Lush, vibrant flora of the equatorial latitudes stands in stark contrast to the rough, hardy plants found in more frigid, arctic zones, but each is suited to its climate and displays unique splendor. As Christians, we are similar to plants in that God sows us in the environments that He has chosen for us (Acts 17:26); yet, unlike the aforementioned vegetation, He often transplants us in alternating “habitats” analogous to these contrasting settings. Whereas the exotic vegetation of the tropical persuasion would quickly and understandably die in extreme cold and vice versa, God expects and provides for our eventual thriving regardless of our surroundings. This is both encouraging and sobering at the same time!

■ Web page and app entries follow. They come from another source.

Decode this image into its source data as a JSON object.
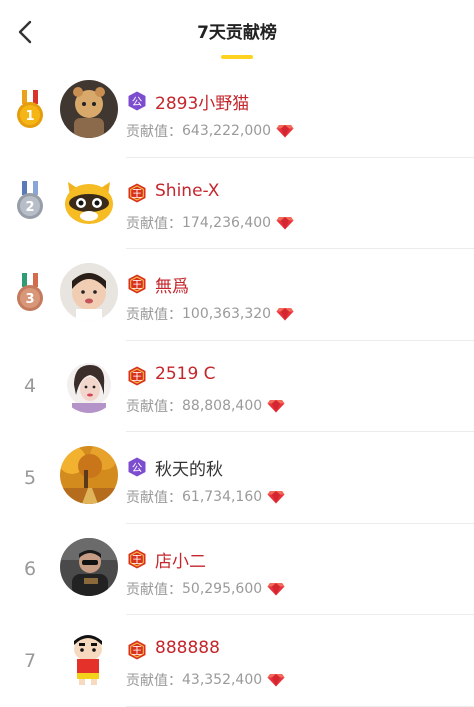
{
  "header": {
    "title": "7天贡献榜"
  },
  "contribution_label": "贡献值：",
  "colors": {
    "accent": "#ffd21f",
    "vip_name": "#c4262c",
    "gem": "#e8313b"
  },
  "rows": [
    {
      "rank": "1",
      "medal": "gold",
      "badge": "公",
      "badge_type": "guild",
      "name": "2893小野猫",
      "value": "643,222,000",
      "avatar_style": "cat-doll"
    },
    {
      "rank": "2",
      "medal": "silver",
      "badge": "王",
      "badge_type": "king",
      "name": "Shine-X",
      "value": "174,236,400",
      "avatar_style": "raccoon"
    },
    {
      "rank": "3",
      "medal": "bronze",
      "badge": "王",
      "badge_type": "king",
      "name": "無爲",
      "value": "100,363,320",
      "avatar_style": "child"
    },
    {
      "rank": "4",
      "medal": "",
      "badge": "王",
      "badge_type": "king",
      "name": "2519 C",
      "value": "88,808,400",
      "avatar_style": "girl-drawing"
    },
    {
      "rank": "5",
      "medal": "",
      "badge": "公",
      "badge_type": "guild",
      "name": "秋天的秋",
      "value": "61,734,160",
      "avatar_style": "autumn"
    },
    {
      "rank": "6",
      "medal": "",
      "badge": "王",
      "badge_type": "king",
      "name": "店小二",
      "value": "50,295,600",
      "avatar_style": "man"
    },
    {
      "rank": "7",
      "medal": "",
      "badge": "王",
      "badge_type": "king",
      "name": "888888",
      "value": "43,352,400",
      "avatar_style": "shinchan"
    }
  ]
}
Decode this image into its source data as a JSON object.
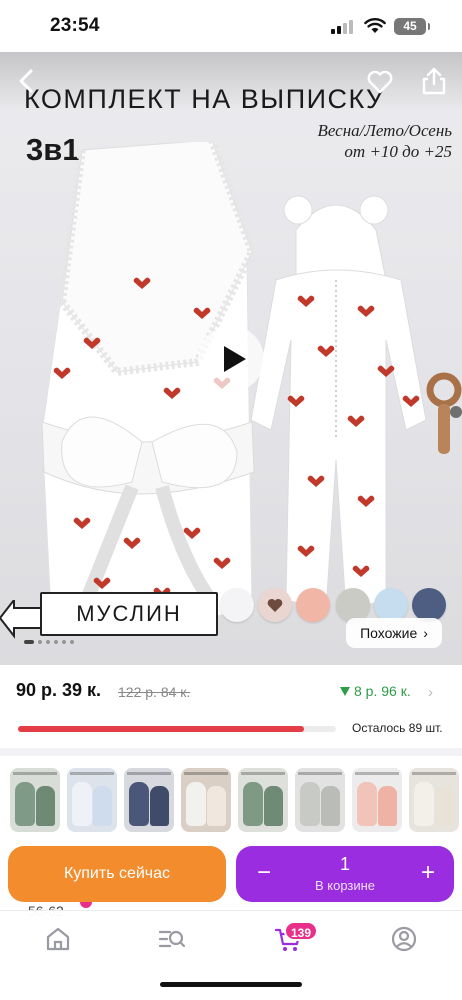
{
  "status_bar": {
    "time": "23:54",
    "battery": "45"
  },
  "hero": {
    "title": "КОМПЛЕКТ НА ВЫПИСКУ",
    "subtitle": "3в1",
    "season_line1": "Весна/Лето/Осень",
    "season_line2": "от +10 до +25",
    "material_label": "МУСЛИН",
    "similar_label": "Похожие",
    "similar_chevron": "›",
    "swatch_colors": [
      "#f4f4f6",
      "#ead6d0",
      "#f2b6a6",
      "#c9cbc4",
      "#c6dcef",
      "#4e5e82"
    ],
    "heart_color": "#c0392b",
    "slide_count": 6,
    "active_slide": 1
  },
  "price": {
    "current": "90 р. 39 к.",
    "old": "122 р. 84 к.",
    "alternative": "8 р. 96 к.",
    "alternative_color": "#2e9c47",
    "chevron": "›"
  },
  "stock": {
    "text": "Осталось 89 шт.",
    "fill_fraction": 0.9,
    "bar_color": "#e53d46"
  },
  "variants": [
    {
      "color_a": "#7f9a86",
      "color_b": "#6e8a74",
      "bg": "#d9ddd8"
    },
    {
      "color_a": "#eef2f8",
      "color_b": "#cfdcee",
      "bg": "#dde3ea"
    },
    {
      "color_a": "#4a5778",
      "color_b": "#3f4b68",
      "bg": "#d7d9df"
    },
    {
      "color_a": "#f3f1ee",
      "color_b": "#f0e8df",
      "bg": "#d9cfc4"
    },
    {
      "color_a": "#7e9a84",
      "color_b": "#6f8b76",
      "bg": "#dde0db"
    },
    {
      "color_a": "#c8cac6",
      "color_b": "#b9bcb7",
      "bg": "#e2e2e2"
    },
    {
      "color_a": "#f2c3b8",
      "color_b": "#efb3a6",
      "bg": "#ececec"
    },
    {
      "color_a": "#f3f0ea",
      "color_b": "#e9e2d6",
      "bg": "#e7e4de"
    }
  ],
  "actions": {
    "buy_now": "Купить сейчас",
    "minus": "−",
    "quantity": "1",
    "in_cart": "В корзине",
    "plus": "+"
  },
  "size_peek": "56-62",
  "tabbar": {
    "cart_count": "139",
    "accent": "#9b2de0",
    "icons": [
      "home-icon",
      "catalog-search-icon",
      "cart-icon",
      "profile-icon"
    ]
  }
}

God has planted me, uprooted me, and replanted me more times than I would have chosen for myself. Often times it was when I was comfortable or had eventually eased into my surroundings after a season of adjustment and necessary transition. My first major transition occurred at the tender age of seven when I had watched my mom fight and acquiesce to her lengthy battle with cancer. Then there was getting married, adjusting to being a police officer, and then stepping down from that career at age thirty in obedience to the Lord to raise four children whom I met on that job and subsequently adopted. More recently it has been transitioning from homemaking, child-rearing, and part-time Christian service here to full-time Christian service at this vital ministry. In each setting and with each transition, God has had a good and abiding work that He has wanted to do both in and through me.

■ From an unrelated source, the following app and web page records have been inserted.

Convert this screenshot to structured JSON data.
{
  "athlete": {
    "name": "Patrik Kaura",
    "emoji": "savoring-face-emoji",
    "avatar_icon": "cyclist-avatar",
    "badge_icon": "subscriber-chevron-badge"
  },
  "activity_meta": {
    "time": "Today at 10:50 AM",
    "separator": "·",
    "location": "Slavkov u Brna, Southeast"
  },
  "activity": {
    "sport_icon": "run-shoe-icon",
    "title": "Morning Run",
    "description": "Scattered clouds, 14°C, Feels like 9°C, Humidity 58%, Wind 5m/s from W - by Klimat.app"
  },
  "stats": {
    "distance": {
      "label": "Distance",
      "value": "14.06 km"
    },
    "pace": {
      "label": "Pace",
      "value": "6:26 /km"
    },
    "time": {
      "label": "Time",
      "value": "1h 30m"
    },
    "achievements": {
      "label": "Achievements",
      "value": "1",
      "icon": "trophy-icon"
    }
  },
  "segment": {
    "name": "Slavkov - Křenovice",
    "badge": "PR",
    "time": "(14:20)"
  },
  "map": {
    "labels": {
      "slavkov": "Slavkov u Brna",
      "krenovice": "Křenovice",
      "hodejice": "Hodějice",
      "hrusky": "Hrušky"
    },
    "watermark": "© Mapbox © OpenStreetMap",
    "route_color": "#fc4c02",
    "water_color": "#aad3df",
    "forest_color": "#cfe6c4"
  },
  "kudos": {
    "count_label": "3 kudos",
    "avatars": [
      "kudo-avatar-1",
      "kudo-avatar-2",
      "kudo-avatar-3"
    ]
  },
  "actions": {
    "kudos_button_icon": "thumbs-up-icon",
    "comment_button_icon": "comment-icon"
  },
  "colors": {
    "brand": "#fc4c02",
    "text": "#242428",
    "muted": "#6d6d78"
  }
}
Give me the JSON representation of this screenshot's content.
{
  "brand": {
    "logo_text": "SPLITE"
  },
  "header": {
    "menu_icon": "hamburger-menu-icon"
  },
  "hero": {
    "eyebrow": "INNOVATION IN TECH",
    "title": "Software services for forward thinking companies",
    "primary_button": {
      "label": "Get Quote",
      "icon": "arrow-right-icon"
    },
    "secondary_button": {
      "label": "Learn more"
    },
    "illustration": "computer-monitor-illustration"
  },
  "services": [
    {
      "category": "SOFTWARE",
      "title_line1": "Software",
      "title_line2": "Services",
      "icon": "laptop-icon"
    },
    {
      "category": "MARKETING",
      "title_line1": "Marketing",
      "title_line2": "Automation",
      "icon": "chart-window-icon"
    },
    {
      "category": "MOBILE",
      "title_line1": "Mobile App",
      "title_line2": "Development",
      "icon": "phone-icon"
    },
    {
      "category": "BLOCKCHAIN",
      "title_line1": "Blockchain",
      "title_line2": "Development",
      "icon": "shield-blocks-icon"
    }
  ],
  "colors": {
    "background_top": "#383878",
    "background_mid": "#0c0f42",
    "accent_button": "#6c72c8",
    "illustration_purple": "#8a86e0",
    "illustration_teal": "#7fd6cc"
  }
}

God wants His children to be figurative “oaks of righteousness, a planting of the LORD for the display of His splendor” (Isaiah 61:3) wherever we’re planted because “by His divine power, God has given us everything we need for living a godly life” (2 Peter 1:3, NLT). So what is your setting and climate, dear sister? Is it fiery hot, barren and dry; balmy, warm, and lulling; frigid, biting, and unfeeling; or moderately balanced and invigorating? Is it obscure or conspicuous? Wherever you do find yourself, know that the divine Gardener has a good purpose in mind not just for you in your current setting, but for those around you; so sprout, don’t pout for the Gardener’s glory!

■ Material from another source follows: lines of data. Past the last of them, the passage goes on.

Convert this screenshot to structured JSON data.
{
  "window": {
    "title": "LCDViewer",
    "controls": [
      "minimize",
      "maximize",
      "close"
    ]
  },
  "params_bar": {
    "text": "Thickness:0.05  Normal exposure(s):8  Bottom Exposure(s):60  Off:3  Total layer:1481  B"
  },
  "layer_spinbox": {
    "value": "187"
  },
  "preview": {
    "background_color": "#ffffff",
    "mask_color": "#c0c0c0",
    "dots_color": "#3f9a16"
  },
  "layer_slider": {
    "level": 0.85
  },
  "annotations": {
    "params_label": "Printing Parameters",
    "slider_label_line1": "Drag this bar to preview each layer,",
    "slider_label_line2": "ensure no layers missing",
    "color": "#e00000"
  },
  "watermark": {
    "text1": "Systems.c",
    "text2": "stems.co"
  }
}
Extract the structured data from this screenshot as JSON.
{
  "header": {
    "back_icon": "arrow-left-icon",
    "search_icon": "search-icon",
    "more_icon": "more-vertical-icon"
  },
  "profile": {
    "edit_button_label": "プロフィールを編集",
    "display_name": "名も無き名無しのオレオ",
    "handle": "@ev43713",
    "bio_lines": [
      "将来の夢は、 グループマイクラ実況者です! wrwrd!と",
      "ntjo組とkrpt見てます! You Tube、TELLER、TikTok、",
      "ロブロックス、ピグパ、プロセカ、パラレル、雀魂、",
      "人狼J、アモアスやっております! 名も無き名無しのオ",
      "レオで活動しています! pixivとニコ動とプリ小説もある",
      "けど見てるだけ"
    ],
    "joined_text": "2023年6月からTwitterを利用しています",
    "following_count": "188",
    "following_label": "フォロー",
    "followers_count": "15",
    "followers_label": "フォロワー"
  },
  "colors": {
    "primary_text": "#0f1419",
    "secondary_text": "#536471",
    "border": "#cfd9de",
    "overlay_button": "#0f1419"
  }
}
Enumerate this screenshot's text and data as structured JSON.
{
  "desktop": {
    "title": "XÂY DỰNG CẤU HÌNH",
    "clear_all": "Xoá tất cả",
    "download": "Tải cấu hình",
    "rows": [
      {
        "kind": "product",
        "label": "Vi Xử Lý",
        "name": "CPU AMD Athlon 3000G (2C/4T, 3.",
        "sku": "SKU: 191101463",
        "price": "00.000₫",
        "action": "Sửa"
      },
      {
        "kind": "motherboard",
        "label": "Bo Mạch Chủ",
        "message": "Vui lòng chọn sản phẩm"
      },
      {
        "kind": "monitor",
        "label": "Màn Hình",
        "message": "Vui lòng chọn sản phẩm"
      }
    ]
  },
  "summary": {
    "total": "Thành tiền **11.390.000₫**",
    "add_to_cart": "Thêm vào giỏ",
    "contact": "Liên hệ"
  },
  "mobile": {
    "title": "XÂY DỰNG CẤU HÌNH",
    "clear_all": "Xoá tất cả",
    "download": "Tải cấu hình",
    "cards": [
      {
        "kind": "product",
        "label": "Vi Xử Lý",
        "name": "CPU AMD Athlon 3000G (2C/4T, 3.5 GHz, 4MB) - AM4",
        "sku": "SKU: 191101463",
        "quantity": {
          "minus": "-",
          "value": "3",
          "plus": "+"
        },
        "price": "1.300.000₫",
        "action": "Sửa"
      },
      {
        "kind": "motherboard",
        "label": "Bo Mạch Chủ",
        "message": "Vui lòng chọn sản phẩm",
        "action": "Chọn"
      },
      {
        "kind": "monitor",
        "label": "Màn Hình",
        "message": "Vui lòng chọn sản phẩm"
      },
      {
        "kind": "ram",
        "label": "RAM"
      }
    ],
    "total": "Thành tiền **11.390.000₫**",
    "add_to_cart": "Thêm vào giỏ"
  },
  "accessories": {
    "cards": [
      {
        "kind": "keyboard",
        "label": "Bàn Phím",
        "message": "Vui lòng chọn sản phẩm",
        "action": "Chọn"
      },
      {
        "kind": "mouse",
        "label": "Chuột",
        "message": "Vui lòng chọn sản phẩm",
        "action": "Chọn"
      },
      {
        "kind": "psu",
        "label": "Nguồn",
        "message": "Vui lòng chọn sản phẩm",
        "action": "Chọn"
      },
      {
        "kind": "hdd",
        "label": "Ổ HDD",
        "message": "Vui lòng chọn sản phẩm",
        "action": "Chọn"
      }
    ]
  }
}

Melissa Smith is the Women of Character Coordinator at America’s Keswick. She has the privilege and honor of ministering to the colony men’s wives and girlfriends, the Barbara’s Place women, and some women from the community who God brings to America’s Keswick for help or care. She and Bill, her husband of 18 years, have four adopted children ages 17 to 24. Her fervent desire is to point women to Christ and His sufficiency, provision, and promises.